Updated Oxford University is reportedly suspending all research grants and donations from Chinese tech giant Huawei, according to a Chinese newspaper.
The South China Morning Post (SCMP), which is owned by Chinese tech mega-corp Alibaba, reported on Thursday that graduate computer science students were told by email that Oxford’s Committee to Review Donations “have decided to suspend Huawei as an approved gift donor/research sponsor.”
“This decision will be revisited by the committee in 3-6 months and does not impact existing donations or research projects which have already been agreed and signed, and are in progress,” continued the email quoted by the SCMP.
Oxford University itself promised to send us a statement, having conspicuously not denied the report when we rang them up to ask about it, but no missive had reached The Register by the time of writing.
Details on who makes up the Committee to Review Donations is hidden from the public eye; however, a review of public records revealed that a university administrator, Felicity Burchett, is its secretary, while oil company exec-turned-serial-non-exec-director Timothy Faithfull is a member. The committee’s rules can be read on the Oxford University website and suggest that it deals with “cases referred to it” rather than proactively stepping in.

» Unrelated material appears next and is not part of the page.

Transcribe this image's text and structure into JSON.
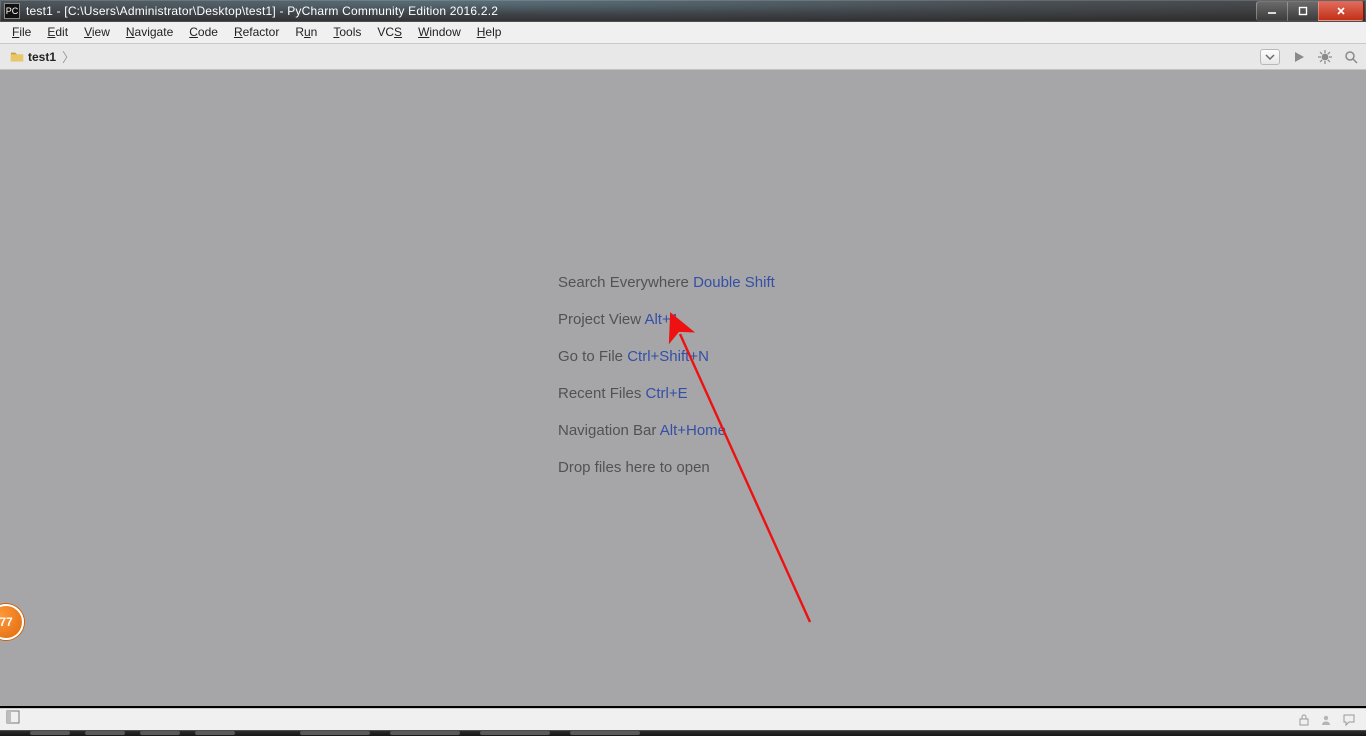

Two days ago, a Taiwanese research institute banned Huawei devices from being connected to its internal network due to security concerns.
Poland, meanwhile, is reportedly considering a nationwide ban on Huawei equipment after the country’s internal security forces arrested a Huawei sales director, Wang Weijing, on suspicion of spying. Ever conscious of being seen to do the right thing, Huawei immediately sacked him for bringing the company into disrepute.
Huawei’s elusive Mr Ren: We’re just a 'sesame seed' in a superpower spatREAD MORE
As reported ad nauseam, the US has also repeatedly threatened to ban Huawei networking equipment, while British telco BT stripped it out of their core mobile networks, not long after MI6 chief Alex Younger told students “We need to decide the extent to which we are going to be comfortable with Chinese ownership of these technologies.”
The West’s fear of Huawei stems mainly from concerns that the company may be using its growing market share to secretly backdoor its equipment to assist the Chinese state with industrial and political espionage. China’s cause has been helped by Germany, whose top spy has publicly asked for any solid evidence of Chinese spying to be sent his way.
Reclusive Huawei founder Ren Zhengfei recently compared the rising Western anti-Huawei sentiment to Luddites smashing weaving machines in the early stages of the Industrial Revolution, saying: “We only provide equipment to telecom operators, and that equipment doesn't have an ideology. It is controlled by telecom operators, not by Huawei.” ®
Updated to add on January 18
A spokesman for Oxford Uni sent us a statement following publication of the article.
“Oxford University decided on January 8 this year that it will not pursue new funding opportunities with Huawei Technologies Co Ltd or its related group companies at present. Huawei has been notified of the decision, which the University will keep under review. The decision applies both to the funding of research contracts and of philanthropic donations.
“The decision has been taken in the light of public concerns raised in recent months surrounding UK partnerships with Huawei. We hope these matters can be resolved shortly and note Huawei’s own willingness to reassure governments about its role and activities.
“The University will continue with existing research contracts where funding from Huawei has already been received or committed. We currently have two such on-going projects, with a combined funding from Huawei of £692k. Both projects were approved under the University’s regulatory processes before the current levels of uncertainty arose.”
A Huawei spokesperson said: “We were not informed of this decision and await the University’s full explanation. As a private, employee-owned technology company, with a strong track record in R&D we believe partnership decisions should, like research, be evidence based. We have operated in the UK since 2001, employ 1,500 people here and have long standing collaborations with 20 other UK universities, working with them to research the technologies of the future.”